Writer and director Cory Cataldo has crafted a darkly comic and sometimes quite dramatic film from the perspective of a teen pariah. No excuses are made by our character Will as he tells his story. He doesn’t whine or complain, or even attempt to explain away what happened; he merely recounts some of the most horrific events in his life as well as the lives of his friends leading up to the school shooting. The rest is up to the viewer to interpret.

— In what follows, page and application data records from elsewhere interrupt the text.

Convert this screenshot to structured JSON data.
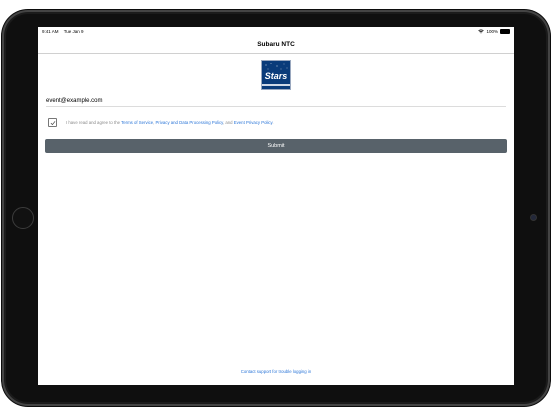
{
  "status_bar": {
    "time": "9:41 AM",
    "date": "Tue Jan 9",
    "battery": "100%"
  },
  "nav": {
    "title": "Subaru NTC"
  },
  "logo": {
    "text": "Stars"
  },
  "form": {
    "email_value": "event@example.com",
    "agreement": {
      "checked": true,
      "prefix": "I have read and agree to the ",
      "terms_link": "Terms of Service",
      "sep1": ", ",
      "privacy_link": "Privacy and Data Processing Policy",
      "sep2": ", and ",
      "event_link": "Event Privacy Policy",
      "suffix": "."
    },
    "submit_label": "Submit"
  },
  "support": {
    "label": "Contact support for trouble logging in"
  },
  "colors": {
    "accent_link": "#2a75d8",
    "button_bg": "#58626a",
    "logo_bg": "#0a3b7a"
  },
  "icons": [
    "wifi-icon",
    "battery-icon",
    "checkmark-icon",
    "home-button-icon",
    "camera-icon"
  ]
}
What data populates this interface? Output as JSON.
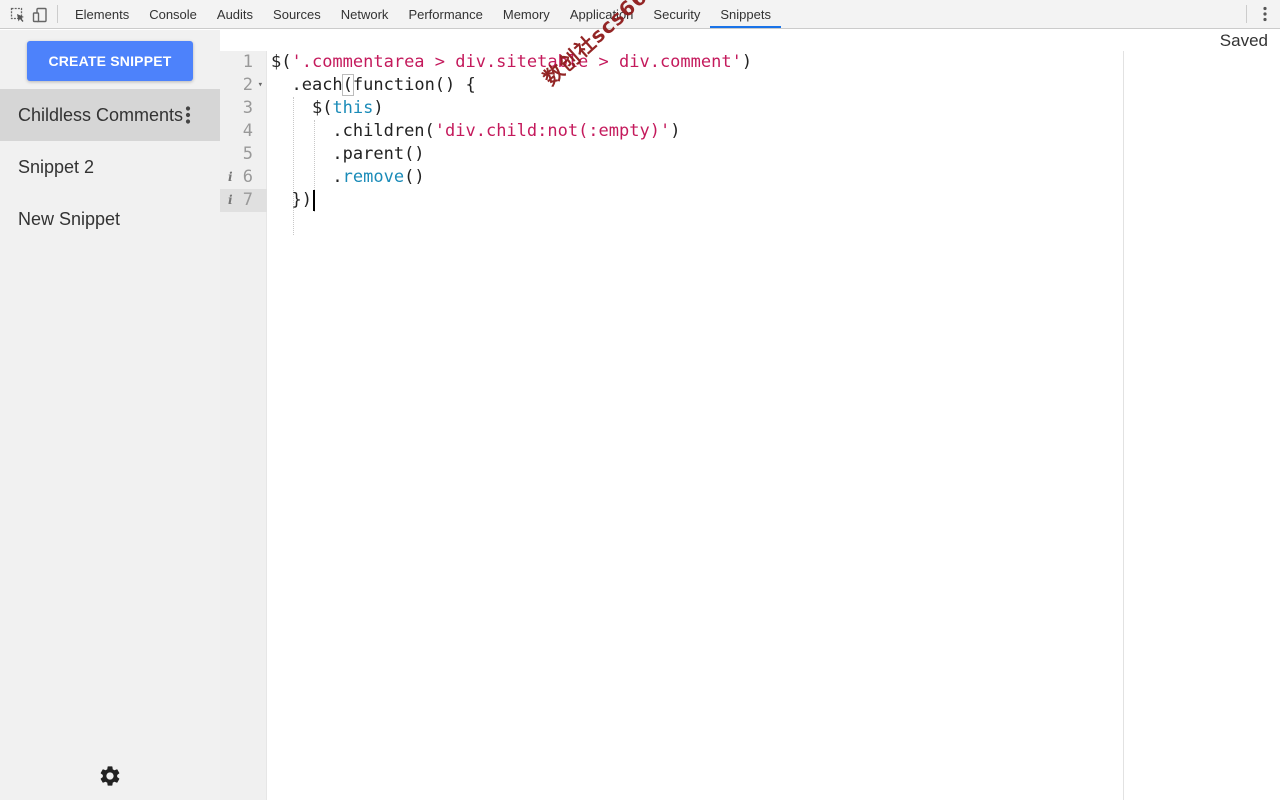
{
  "toolbar": {
    "tabs": [
      {
        "label": "Elements"
      },
      {
        "label": "Console"
      },
      {
        "label": "Audits"
      },
      {
        "label": "Sources"
      },
      {
        "label": "Network"
      },
      {
        "label": "Performance"
      },
      {
        "label": "Memory"
      },
      {
        "label": "Application"
      },
      {
        "label": "Security"
      },
      {
        "label": "Snippets"
      }
    ],
    "active_tab": "Snippets",
    "accent_color": "#1a73e8"
  },
  "sidebar": {
    "create_button_label": "CREATE SNIPPET",
    "create_button_color": "#4d82fb",
    "snippets": [
      {
        "label": "Childless Comments",
        "selected": true
      },
      {
        "label": "Snippet 2",
        "selected": false
      },
      {
        "label": "New Snippet",
        "selected": false
      }
    ],
    "settings_icon": "gear-icon"
  },
  "status": {
    "saved_label": "Saved"
  },
  "editor": {
    "line_numbers": [
      "1",
      "2",
      "3",
      "4",
      "5",
      "6",
      "7"
    ],
    "current_line": 7,
    "info_markers_on_lines": [
      6,
      7
    ],
    "fold_marker_on_line": 2,
    "lines": [
      {
        "indent": "",
        "parts": [
          {
            "t": "$(",
            "c": ""
          },
          {
            "t": "'.commentarea > div.sitetable > div.comment'",
            "c": "str2"
          },
          {
            "t": ")",
            "c": ""
          }
        ]
      },
      {
        "indent": "  ",
        "parts": [
          {
            "t": ".each",
            "c": ""
          },
          {
            "t": "(",
            "c": "box"
          },
          {
            "t": "function() {",
            "c": ""
          }
        ]
      },
      {
        "indent": "    ",
        "parts": [
          {
            "t": "$(",
            "c": ""
          },
          {
            "t": "this",
            "c": "kw"
          },
          {
            "t": ")",
            "c": ""
          }
        ]
      },
      {
        "indent": "      ",
        "parts": [
          {
            "t": ".children(",
            "c": ""
          },
          {
            "t": "'div.child:not(:empty)'",
            "c": "str2"
          },
          {
            "t": ")",
            "c": ""
          }
        ]
      },
      {
        "indent": "      ",
        "parts": [
          {
            "t": ".parent()",
            "c": ""
          }
        ]
      },
      {
        "indent": "      ",
        "parts": [
          {
            "t": ".",
            "c": ""
          },
          {
            "t": "remove",
            "c": "kw"
          },
          {
            "t": "()",
            "c": ""
          }
        ]
      },
      {
        "indent": "  ",
        "parts": [
          {
            "t": "})",
            "c": ""
          }
        ]
      }
    ]
  },
  "watermark": {
    "text": "数创社scs66"
  }
}
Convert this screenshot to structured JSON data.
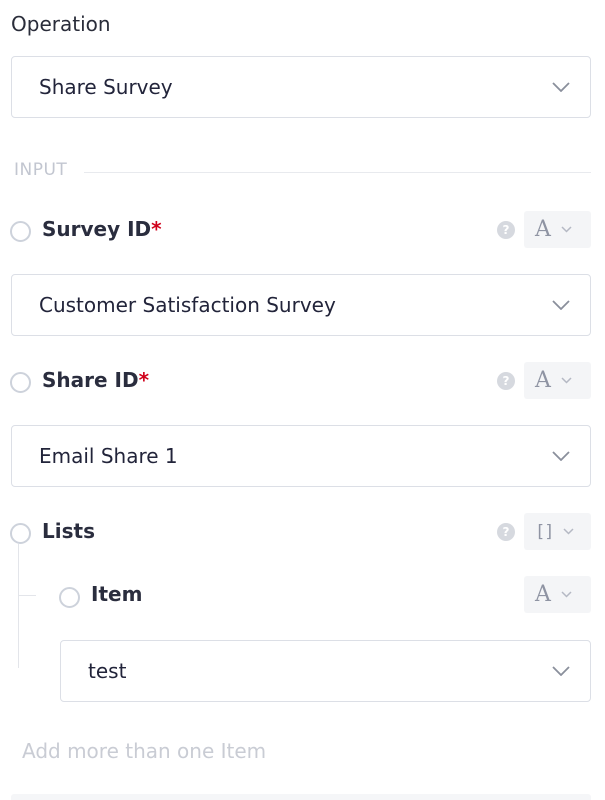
{
  "operation": {
    "label": "Operation",
    "value": "Share Survey"
  },
  "section": {
    "title": "INPUT"
  },
  "fields": {
    "survey_id": {
      "label": "Survey ID",
      "required_mark": "*",
      "type_glyph": "A",
      "value": "Customer Satisfaction Survey"
    },
    "share_id": {
      "label": "Share ID",
      "required_mark": "*",
      "type_glyph": "A",
      "value": "Email Share 1"
    },
    "lists": {
      "label": "Lists",
      "type_glyph": "[]",
      "item": {
        "label": "Item",
        "type_glyph": "A",
        "value": "test"
      },
      "add_more": "Add more than one Item"
    }
  },
  "icons": {
    "help": "question-circle-icon",
    "dropdown": "chevron-down-icon"
  },
  "colors": {
    "required": "#d0021b",
    "muted_text": "#c9ccd4",
    "border": "#dcdfe6"
  }
}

To be fair, while no doubt these boys had plenty of problems and were treated unfairly by almost everyone, that isn’t a reason to take multiple lives. For every Will (or every Columbine, for that matter) I can point to others who were abused and not only made it out alive, but became successful in both their personal and professional lives. The opposite is also true: I personally know loving families who had a child that made poor decisions and ended up in jail or worse. There is no cookie-cutter solution to teen problems. So while this tremendous abuse certainly is a factor when it comes to school shootings and teen suicide, and while there is no excuse for poor parenting or for monstrous teachers, society can’t just put a finger on one series of events and place the blame for a terrible act of violence on those particular events. It’s more complicated than that. In fact, I wish it were as simple as identifying the outcasts and intervening before they snap. But some outcasts don’t snap and go on to successful lives, while other teens snap for no apparent reason at all.
Mad World doesn’t attempt to explain away or even to suggest a solution to these very real, and increasingly pervasive, problems. Its power lies in the fact that the events are simply narrated as observations of occurrences that preceded a tragic event. The viewer is left to reflect upon their meaning and to possibly arrive at his or her own interpretation of those events.

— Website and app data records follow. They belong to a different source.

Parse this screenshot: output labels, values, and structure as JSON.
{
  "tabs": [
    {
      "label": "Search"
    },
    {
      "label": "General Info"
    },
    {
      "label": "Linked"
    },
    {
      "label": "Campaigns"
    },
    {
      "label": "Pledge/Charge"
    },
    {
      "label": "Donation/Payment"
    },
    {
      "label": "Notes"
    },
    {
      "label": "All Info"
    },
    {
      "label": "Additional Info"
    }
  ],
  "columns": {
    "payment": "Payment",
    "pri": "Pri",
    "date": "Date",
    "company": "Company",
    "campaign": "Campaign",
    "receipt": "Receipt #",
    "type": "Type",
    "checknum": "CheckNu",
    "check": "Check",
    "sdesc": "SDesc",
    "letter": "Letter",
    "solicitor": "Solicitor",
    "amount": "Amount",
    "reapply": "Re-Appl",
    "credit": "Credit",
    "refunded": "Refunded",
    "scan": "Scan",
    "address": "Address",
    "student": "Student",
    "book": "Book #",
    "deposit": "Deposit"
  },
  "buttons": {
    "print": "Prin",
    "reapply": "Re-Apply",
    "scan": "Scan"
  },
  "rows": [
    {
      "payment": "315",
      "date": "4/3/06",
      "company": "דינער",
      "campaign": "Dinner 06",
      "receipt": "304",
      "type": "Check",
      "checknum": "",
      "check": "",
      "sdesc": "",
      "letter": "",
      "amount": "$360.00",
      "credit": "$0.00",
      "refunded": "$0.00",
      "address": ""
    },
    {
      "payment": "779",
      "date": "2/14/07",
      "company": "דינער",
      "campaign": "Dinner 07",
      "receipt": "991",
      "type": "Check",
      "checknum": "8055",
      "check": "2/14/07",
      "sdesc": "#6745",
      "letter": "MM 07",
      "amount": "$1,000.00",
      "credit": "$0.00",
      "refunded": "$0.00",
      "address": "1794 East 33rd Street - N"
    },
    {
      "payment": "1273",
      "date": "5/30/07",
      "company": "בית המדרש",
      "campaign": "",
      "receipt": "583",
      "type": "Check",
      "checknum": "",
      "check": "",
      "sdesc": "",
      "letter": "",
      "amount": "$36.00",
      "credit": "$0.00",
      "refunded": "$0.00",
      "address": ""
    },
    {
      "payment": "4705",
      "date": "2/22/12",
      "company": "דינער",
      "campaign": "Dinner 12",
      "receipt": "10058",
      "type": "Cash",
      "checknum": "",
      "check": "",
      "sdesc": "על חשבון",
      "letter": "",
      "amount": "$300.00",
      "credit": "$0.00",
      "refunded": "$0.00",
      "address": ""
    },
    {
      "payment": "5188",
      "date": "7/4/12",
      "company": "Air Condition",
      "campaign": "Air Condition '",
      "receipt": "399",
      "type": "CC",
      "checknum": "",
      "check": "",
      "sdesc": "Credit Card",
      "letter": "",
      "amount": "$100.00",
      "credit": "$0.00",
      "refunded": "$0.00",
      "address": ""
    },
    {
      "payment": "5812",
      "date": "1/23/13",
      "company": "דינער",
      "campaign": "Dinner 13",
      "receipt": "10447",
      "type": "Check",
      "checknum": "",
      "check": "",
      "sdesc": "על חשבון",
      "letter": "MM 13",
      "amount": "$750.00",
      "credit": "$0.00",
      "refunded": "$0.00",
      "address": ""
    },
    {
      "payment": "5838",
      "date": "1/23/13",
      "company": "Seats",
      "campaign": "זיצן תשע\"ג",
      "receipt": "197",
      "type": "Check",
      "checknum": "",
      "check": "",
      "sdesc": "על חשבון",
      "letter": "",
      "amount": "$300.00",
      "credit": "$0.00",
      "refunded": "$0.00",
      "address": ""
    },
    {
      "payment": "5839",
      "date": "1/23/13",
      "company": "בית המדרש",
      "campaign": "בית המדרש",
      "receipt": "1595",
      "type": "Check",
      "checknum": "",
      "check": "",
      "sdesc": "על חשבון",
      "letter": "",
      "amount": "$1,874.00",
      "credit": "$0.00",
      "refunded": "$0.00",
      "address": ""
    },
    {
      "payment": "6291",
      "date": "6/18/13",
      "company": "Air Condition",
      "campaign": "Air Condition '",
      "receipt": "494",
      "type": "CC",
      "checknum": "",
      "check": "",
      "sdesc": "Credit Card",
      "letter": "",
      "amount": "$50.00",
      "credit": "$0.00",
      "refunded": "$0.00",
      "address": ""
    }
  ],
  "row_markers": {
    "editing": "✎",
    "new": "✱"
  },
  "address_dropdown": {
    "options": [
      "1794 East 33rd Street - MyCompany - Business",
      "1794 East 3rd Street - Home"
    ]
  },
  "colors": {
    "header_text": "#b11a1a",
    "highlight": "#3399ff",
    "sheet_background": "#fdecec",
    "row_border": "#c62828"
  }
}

The acting is generally strong by our lead ensemble (some of the supporting characters, especially the adults are mere caricatures and a bit wooden), while the soundtrack fits the film and its events perfectly. My only real complaint was in the use of language. I’m no prude—I love De Palma’s “Scarface” and I am a fan of Guy Ritchie’s gangster flicks, so F-bombs don’t offend my sensibilities. However, some of the more dramatic scenes in Mad World—like Jevon confronting Cory after he’s been suspended—could have been made more powerful by limiting the number of F-word’s. I know it was Will’s “shtick” to use the F-bomb; the character of Will even tells us this at the beginning of the film. But at some point, real language should be used in order for the characters to communicate. I felt like the sheer number of F-words in some sequences impeded the level of communication between characters as well as the communication between the film and viewer.

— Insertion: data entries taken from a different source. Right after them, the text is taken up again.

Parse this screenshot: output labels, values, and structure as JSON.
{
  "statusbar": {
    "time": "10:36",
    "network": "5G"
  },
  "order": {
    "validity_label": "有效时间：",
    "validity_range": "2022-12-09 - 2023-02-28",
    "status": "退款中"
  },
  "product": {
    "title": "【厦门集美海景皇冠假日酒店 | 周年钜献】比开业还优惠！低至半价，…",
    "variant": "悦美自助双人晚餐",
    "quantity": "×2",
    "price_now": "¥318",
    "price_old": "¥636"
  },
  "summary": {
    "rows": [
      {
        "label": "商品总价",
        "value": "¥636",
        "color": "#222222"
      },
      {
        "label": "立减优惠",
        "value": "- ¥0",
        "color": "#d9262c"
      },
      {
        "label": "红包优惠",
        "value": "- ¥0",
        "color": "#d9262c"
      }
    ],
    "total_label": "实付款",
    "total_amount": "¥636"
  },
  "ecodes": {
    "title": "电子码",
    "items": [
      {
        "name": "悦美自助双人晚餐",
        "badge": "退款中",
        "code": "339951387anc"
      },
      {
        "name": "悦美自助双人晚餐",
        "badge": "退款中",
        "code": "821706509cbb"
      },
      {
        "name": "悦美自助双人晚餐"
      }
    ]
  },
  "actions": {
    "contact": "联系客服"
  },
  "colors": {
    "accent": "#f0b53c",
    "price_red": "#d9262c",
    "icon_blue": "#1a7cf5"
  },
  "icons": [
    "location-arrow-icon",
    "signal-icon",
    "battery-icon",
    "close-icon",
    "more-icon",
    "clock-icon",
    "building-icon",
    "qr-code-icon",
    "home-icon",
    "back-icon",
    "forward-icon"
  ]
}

Alternating between being wickedly funny and heartbreakingly sad—and occasionally shockingly distasteful–Mad World is a unique independent film that may be considered entertainment for some but could also be used to begin important dialogue about bullying and abuse. Mad World has been released by Breaking Glass Pictures. For more information, please go to breakingglasspictures.com.